These countries too have, with their eyes wide open, invested in unsustainable cultivation. Above all, our government could learn from Southern Europe how not to do things and how to react when things don’t work. We should take advantage of this knowledge in Germany.

Another role model would be North Africa, where the situation is even more precarious. In this region, people have been used to handling water carefully for much longer: For decades, the concept of integrated water resource management has been implemented successfully in many concrete cases. The insights gained show that we as a society should not merely find stop-gap remedies to emerging problems: We need to get to the root of the issues, reduce our water consumption and work toward communal water management.

Are we likely to see water costs increased after the explosion in energy prices?

I don’t think so. Water prices have always been stable in recent years. When I ask people how much they pay for water, many of them do not even know, because no one thinks about the basic provision of public services – even though prices here are already rather high compared to other countries. You can also see this from the fact that prices for drinking water in southern Bavaria are comparable to those in Franconia, even though it takes a lot more effort to access drinking water in Franconia. I actually expect to see savings and, where necessary, coordinated rationing rather than drastic price hikes. However, water extraction fees could be one mechanism to regulate consumption.
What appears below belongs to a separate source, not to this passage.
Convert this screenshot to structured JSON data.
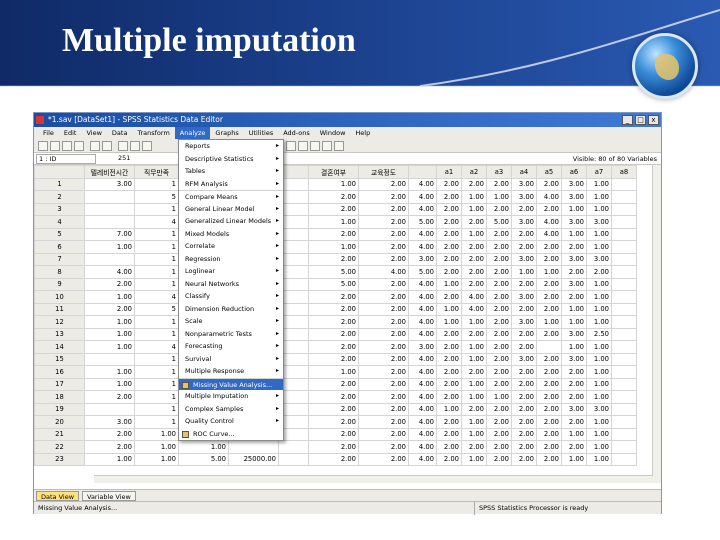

Portrait photograph of Prof. Dr. Ralf Ludwig.

Prof. Dr. Ralf Ludwig | © LMU

In light of the droughts, can we still go on vacation to Southern Europe with a clear conscience?

That is a good question. Statistics show that tourists are much more wasteful with water than the local population. On the other hand, tourism is much more lucrative than agriculture for many Mediterranean economies.

From the point of view of environmental compatibility, we really should rethink our holiday plans. But that is coming from someone who himself has planned a trip to Italy.

What are you looking for?